|International Classification||F16C33/30, F16C33/34, F16C33/32|
|Cooperative Classification||F16C33/30, Y10T29/49693, F16C33/32, F16C33/6651, F16C33/34|
|European Classification||F16C33/66L2R, F16C33/34, F16C33/32, F16C33/30|
|Feb 27, 1989||AS||Assignment|
Owner name: NTN TOYO BEARING CO., LTD., JAPAN
Free format text: ASSIGNMENT OF ASSIGNORS INTEREST.;ASSIGNORS:AKAMATSU, YOSHINOBU;KOTANI, MORIKATU;GOTO, TOSHIHIDE;AND OTHERS;REEL/FRAME:005050/0055
Effective date: 19890213
|Aug 24, 1990||AS||Assignment|
Owner name: NTN CORPORATION
Free format text: CHANGE OF NAME;ASSIGNOR:NTN TOYO BEARING COMPANY, LIMITED;REEL/FRAME:005489/0166

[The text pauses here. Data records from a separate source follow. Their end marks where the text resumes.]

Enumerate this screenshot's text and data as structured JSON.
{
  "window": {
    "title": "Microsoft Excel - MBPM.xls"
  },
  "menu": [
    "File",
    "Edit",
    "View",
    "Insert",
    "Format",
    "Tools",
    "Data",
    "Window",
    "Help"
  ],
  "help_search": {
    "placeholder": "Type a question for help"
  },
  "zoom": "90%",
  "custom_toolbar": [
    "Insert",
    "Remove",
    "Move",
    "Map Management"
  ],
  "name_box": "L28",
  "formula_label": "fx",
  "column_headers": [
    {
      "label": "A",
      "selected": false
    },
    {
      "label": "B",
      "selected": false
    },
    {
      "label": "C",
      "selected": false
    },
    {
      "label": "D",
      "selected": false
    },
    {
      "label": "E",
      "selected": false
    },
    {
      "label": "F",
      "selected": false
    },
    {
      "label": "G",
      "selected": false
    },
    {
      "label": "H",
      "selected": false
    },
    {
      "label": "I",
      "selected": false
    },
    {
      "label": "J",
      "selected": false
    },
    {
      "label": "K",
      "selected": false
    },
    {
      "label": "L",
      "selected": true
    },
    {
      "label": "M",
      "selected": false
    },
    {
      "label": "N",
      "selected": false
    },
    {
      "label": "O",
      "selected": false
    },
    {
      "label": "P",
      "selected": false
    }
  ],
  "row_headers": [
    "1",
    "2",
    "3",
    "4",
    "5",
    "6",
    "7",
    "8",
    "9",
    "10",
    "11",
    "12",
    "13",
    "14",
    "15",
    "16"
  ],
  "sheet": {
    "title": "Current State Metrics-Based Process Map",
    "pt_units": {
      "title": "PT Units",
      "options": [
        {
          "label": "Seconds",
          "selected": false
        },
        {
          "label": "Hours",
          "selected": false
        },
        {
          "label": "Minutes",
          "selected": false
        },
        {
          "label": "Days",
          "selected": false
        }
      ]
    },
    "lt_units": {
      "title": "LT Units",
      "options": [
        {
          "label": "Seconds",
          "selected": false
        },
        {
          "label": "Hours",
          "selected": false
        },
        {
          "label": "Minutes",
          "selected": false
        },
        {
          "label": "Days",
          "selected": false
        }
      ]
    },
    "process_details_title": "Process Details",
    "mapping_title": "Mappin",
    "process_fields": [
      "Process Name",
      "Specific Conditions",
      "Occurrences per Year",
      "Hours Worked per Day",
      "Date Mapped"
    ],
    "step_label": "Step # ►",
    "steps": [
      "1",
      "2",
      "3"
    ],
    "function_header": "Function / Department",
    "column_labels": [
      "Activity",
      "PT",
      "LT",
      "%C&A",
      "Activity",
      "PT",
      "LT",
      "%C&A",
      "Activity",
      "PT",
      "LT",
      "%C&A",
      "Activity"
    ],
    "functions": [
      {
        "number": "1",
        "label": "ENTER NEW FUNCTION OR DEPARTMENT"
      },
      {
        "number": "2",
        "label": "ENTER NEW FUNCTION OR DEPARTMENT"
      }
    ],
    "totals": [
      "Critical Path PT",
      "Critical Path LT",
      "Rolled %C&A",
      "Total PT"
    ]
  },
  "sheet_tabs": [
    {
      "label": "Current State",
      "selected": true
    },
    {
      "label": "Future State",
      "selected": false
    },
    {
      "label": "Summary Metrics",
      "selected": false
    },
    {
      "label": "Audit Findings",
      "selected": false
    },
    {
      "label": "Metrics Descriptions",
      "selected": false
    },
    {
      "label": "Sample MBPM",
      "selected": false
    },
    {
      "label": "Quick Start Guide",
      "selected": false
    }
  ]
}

Effective date: 19891002
|Jun 16, 1993||FPAY||Fee payment|
Year of fee payment: 4
|Jul 15, 1997||FPAY||Fee payment|
Year of fee payment: 8
|Jun 28, 2001||FPAY||Fee payment|
Year of fee payment: 12